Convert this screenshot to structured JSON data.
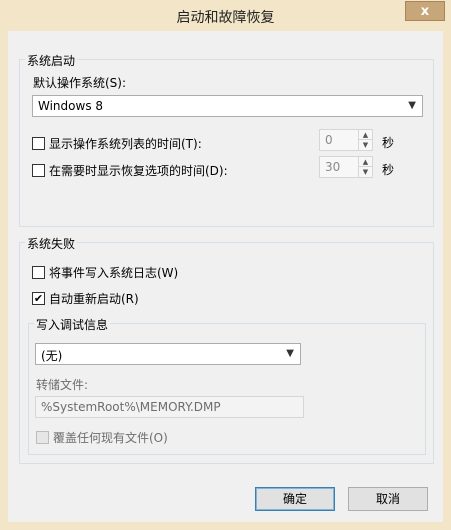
{
  "window": {
    "title": "启动和故障恢复",
    "close_label": "x"
  },
  "system_startup": {
    "group_label": "系统启动",
    "default_os_label": "默认操作系统(S):",
    "default_os_value": "Windows 8",
    "show_list_label": "显示操作系统列表的时间(T):",
    "show_list_checked": false,
    "show_list_value": "0",
    "show_recovery_label": "在需要时显示恢复选项的时间(D):",
    "show_recovery_checked": false,
    "show_recovery_value": "30",
    "unit_label": "秒"
  },
  "system_failure": {
    "group_label": "系统失败",
    "write_event_label": "将事件写入系统日志(W)",
    "write_event_checked": false,
    "auto_restart_label": "自动重新启动(R)",
    "auto_restart_checked": true,
    "debug_info": {
      "group_label": "写入调试信息",
      "selected_value": "(无)",
      "dump_file_label": "转储文件:",
      "dump_file_value": "%SystemRoot%\\MEMORY.DMP",
      "overwrite_label": "覆盖任何现有文件(O)",
      "overwrite_checked": false
    }
  },
  "buttons": {
    "ok_label": "确定",
    "cancel_label": "取消"
  },
  "icons": {
    "checkmark": "✔",
    "dropdown": "▼",
    "spin_up": "▲",
    "spin_down": "▼"
  }
}
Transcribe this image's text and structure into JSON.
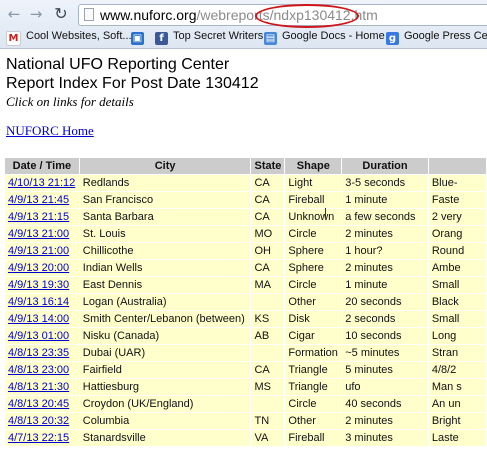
{
  "browser": {
    "url_host": "www.nuforc.org",
    "url_path": "/webreports/ndxp130412.htm",
    "bookmarks": [
      {
        "label": "Cool Websites, Soft...",
        "icon": "gmail-icon"
      },
      {
        "label": "",
        "icon": "bookmark-icon"
      },
      {
        "label": "Top Secret Writers",
        "icon": "facebook-icon"
      },
      {
        "label": "Google Docs - Home",
        "icon": "google-docs-icon"
      },
      {
        "label": "Google Press Cent",
        "icon": "google-icon"
      }
    ]
  },
  "page": {
    "title": "National UFO Reporting Center",
    "subtitle": "Report Index For Post Date 130412",
    "hint": "Click on links for details",
    "home_link": "NUFORC Home"
  },
  "table": {
    "headers": [
      "Date / Time",
      "City",
      "State",
      "Shape",
      "Duration",
      ""
    ],
    "rows": [
      {
        "date": "4/10/13 21:12",
        "city": "Redlands",
        "state": "CA",
        "shape": "Light",
        "duration": "3-5 seconds",
        "summary": "Blue-"
      },
      {
        "date": "4/9/13 21:45",
        "city": "San Francisco",
        "state": "CA",
        "shape": "Fireball",
        "duration": "1 minute",
        "summary": "Faste"
      },
      {
        "date": "4/9/13 21:15",
        "city": "Santa Barbara",
        "state": "CA",
        "shape": "Unknown",
        "duration": "a few seconds",
        "summary": "2 very"
      },
      {
        "date": "4/9/13 21:00",
        "city": "St. Louis",
        "state": "MO",
        "shape": "Circle",
        "duration": "2 minutes",
        "summary": "Orang"
      },
      {
        "date": "4/9/13 21:00",
        "city": "Chillicothe",
        "state": "OH",
        "shape": "Sphere",
        "duration": "1 hour?",
        "summary": "Round"
      },
      {
        "date": "4/9/13 20:00",
        "city": "Indian Wells",
        "state": "CA",
        "shape": "Sphere",
        "duration": "2 minutes",
        "summary": "Ambe"
      },
      {
        "date": "4/9/13 19:30",
        "city": "East Dennis",
        "state": "MA",
        "shape": "Circle",
        "duration": "1 minute",
        "summary": "Small"
      },
      {
        "date": "4/9/13 16:14",
        "city": "Logan (Australia)",
        "state": "",
        "shape": "Other",
        "duration": "20 seconds",
        "summary": "Black"
      },
      {
        "date": "4/9/13 14:00",
        "city": "Smith Center/Lebanon (between)",
        "state": "KS",
        "shape": "Disk",
        "duration": "2 seconds",
        "summary": "Small"
      },
      {
        "date": "4/9/13 01:00",
        "city": "Nisku (Canada)",
        "state": "AB",
        "shape": "Cigar",
        "duration": "10 seconds",
        "summary": "Long"
      },
      {
        "date": "4/8/13 23:35",
        "city": "Dubai (UAR)",
        "state": "",
        "shape": "Formation",
        "duration": "~5 minutes",
        "summary": "Stran"
      },
      {
        "date": "4/8/13 23:00",
        "city": "Fairfield",
        "state": "CA",
        "shape": "Triangle",
        "duration": "5 minutes",
        "summary": "4/8/2"
      },
      {
        "date": "4/8/13 21:30",
        "city": "Hattiesburg",
        "state": "MS",
        "shape": "Triangle",
        "duration": "ufo",
        "summary": "Man s"
      },
      {
        "date": "4/8/13 20:45",
        "city": "Croydon (UK/England)",
        "state": "",
        "shape": "Circle",
        "duration": "40 seconds",
        "summary": "An un"
      },
      {
        "date": "4/8/13 20:32",
        "city": "Columbia",
        "state": "TN",
        "shape": "Other",
        "duration": "2 minutes",
        "summary": "Bright"
      },
      {
        "date": "4/7/13 22:15",
        "city": "Stanardsville",
        "state": "VA",
        "shape": "Fireball",
        "duration": "3 minutes",
        "summary": "Laste"
      }
    ]
  },
  "colors": {
    "link": "#0000cc",
    "header_bg": "#cccccc",
    "row_bg": "#ffffcc",
    "annotation": "#d0151a"
  }
}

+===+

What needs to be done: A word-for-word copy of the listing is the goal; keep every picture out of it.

Expected answer:
Convert this screenshot to structured JSON data.
{
  "window": {
    "title": "启动和故障恢复",
    "close_label": "x"
  },
  "system_startup": {
    "group_label": "系统启动",
    "default_os_label": "默认操作系统(S):",
    "default_os_value": "Windows 8",
    "show_list_label": "显示操作系统列表的时间(T):",
    "show_list_checked": false,
    "show_list_value": "0",
    "show_recovery_label": "在需要时显示恢复选项的时间(D):",
    "show_recovery_checked": false,
    "show_recovery_value": "30",
    "unit_label": "秒"
  },
  "system_failure": {
    "group_label": "系统失败",
    "write_event_label": "将事件写入系统日志(W)",
    "write_event_checked": false,
    "auto_restart_label": "自动重新启动(R)",
    "auto_restart_checked": true,
    "debug_info": {
      "group_label": "写入调试信息",
      "selected_value": "(无)",
      "dump_file_label": "转储文件:",
      "dump_file_value": "%SystemRoot%\\MEMORY.DMP",
      "overwrite_label": "覆盖任何现有文件(O)",
      "overwrite_checked": false
    }
  },
  "buttons": {
    "ok_label": "确定",
    "cancel_label": "取消"
  },
  "icons": {
    "checkmark": "✔",
    "dropdown": "▼",
    "spin_up": "▲",
    "spin_down": "▼"
  }
}
Transcribe this image's text and structure into JSON.
{
  "browser": {
    "url_host": "www.nuforc.org",
    "url_path": "/webreports/ndxp130412.htm",
    "bookmarks": [
      {
        "label": "Cool Websites, Soft...",
        "icon": "gmail-icon"
      },
      {
        "label": "",
        "icon": "bookmark-icon"
      },
      {
        "label": "Top Secret Writers",
        "icon": "facebook-icon"
      },
      {
        "label": "Google Docs - Home",
        "icon": "google-docs-icon"
      },
      {
        "label": "Google Press Cent",
        "icon": "google-icon"
      }
    ]
  },
  "page": {
    "title": "National UFO Reporting Center",
    "subtitle": "Report Index For Post Date 130412",
    "hint": "Click on links for details",
    "home_link": "NUFORC Home"
  },
  "table": {
    "headers": [
      "Date / Time",
      "City",
      "State",
      "Shape",
      "Duration",
      ""
    ],
    "rows": [
      {
        "date": "4/10/13 21:12",
        "city": "Redlands",
        "state": "CA",
        "shape": "Light",
        "duration": "3-5 seconds",
        "summary": "Blue-"
      },
      {
        "date": "4/9/13 21:45",
        "city": "San Francisco",
        "state": "CA",
        "shape": "Fireball",
        "duration": "1 minute",
        "summary": "Faste"
      },
      {
        "date": "4/9/13 21:15",
        "city": "Santa Barbara",
        "state": "CA",
        "shape": "Unknown",
        "duration": "a few seconds",
        "summary": "2 very"
      },
      {
        "date": "4/9/13 21:00",
        "city": "St. Louis",
        "state": "MO",
        "shape": "Circle",
        "duration": "2 minutes",
        "summary": "Orang"
      },
      {
        "date": "4/9/13 21:00",
        "city": "Chillicothe",
        "state": "OH",
        "shape": "Sphere",
        "duration": "1 hour?",
        "summary": "Round"
      },
      {
        "date": "4/9/13 20:00",
        "city": "Indian Wells",
        "state": "CA",
        "shape": "Sphere",
        "duration": "2 minutes",
        "summary": "Ambe"
      },
      {
        "date": "4/9/13 19:30",
        "city": "East Dennis",
        "state": "MA",
        "shape": "Circle",
        "duration": "1 minute",
        "summary": "Small"
      },
      {
        "date": "4/9/13 16:14",
        "city": "Logan (Australia)",
        "state": "",
        "shape": "Other",
        "duration": "20 seconds",
        "summary": "Black"
      },
      {
        "date": "4/9/13 14:00",
        "city": "Smith Center/Lebanon (between)",
        "state": "KS",
        "shape": "Disk",
        "duration": "2 seconds",
        "summary": "Small"
      },
      {
        "date": "4/9/13 01:00",
        "city": "Nisku (Canada)",
        "state": "AB",
        "shape": "Cigar",
        "duration": "10 seconds",
        "summary": "Long"
      },
      {
        "date": "4/8/13 23:35",
        "city": "Dubai (UAR)",
        "state": "",
        "shape": "Formation",
        "duration": "~5 minutes",
        "summary": "Stran"
      },
      {
        "date": "4/8/13 23:00",
        "city": "Fairfield",
        "state": "CA",
        "shape": "Triangle",
        "duration": "5 minutes",
        "summary": "4/8/2"
      },
      {
        "date": "4/8/13 21:30",
        "city": "Hattiesburg",
        "state": "MS",
        "shape": "Triangle",
        "duration": "ufo",
        "summary": "Man s"
      },
      {
        "date": "4/8/13 20:45",
        "city": "Croydon (UK/England)",
        "state": "",
        "shape": "Circle",
        "duration": "40 seconds",
        "summary": "An un"
      },
      {
        "date": "4/8/13 20:32",
        "city": "Columbia",
        "state": "TN",
        "shape": "Other",
        "duration": "2 minutes",
        "summary": "Bright"
      },
      {
        "date": "4/7/13 22:15",
        "city": "Stanardsville",
        "state": "VA",
        "shape": "Fireball",
        "duration": "3 minutes",
        "summary": "Laste"
      }
    ]
  },
  "colors": {
    "link": "#0000cc",
    "header_bg": "#cccccc",
    "row_bg": "#ffffcc",
    "annotation": "#d0151a"
  }
}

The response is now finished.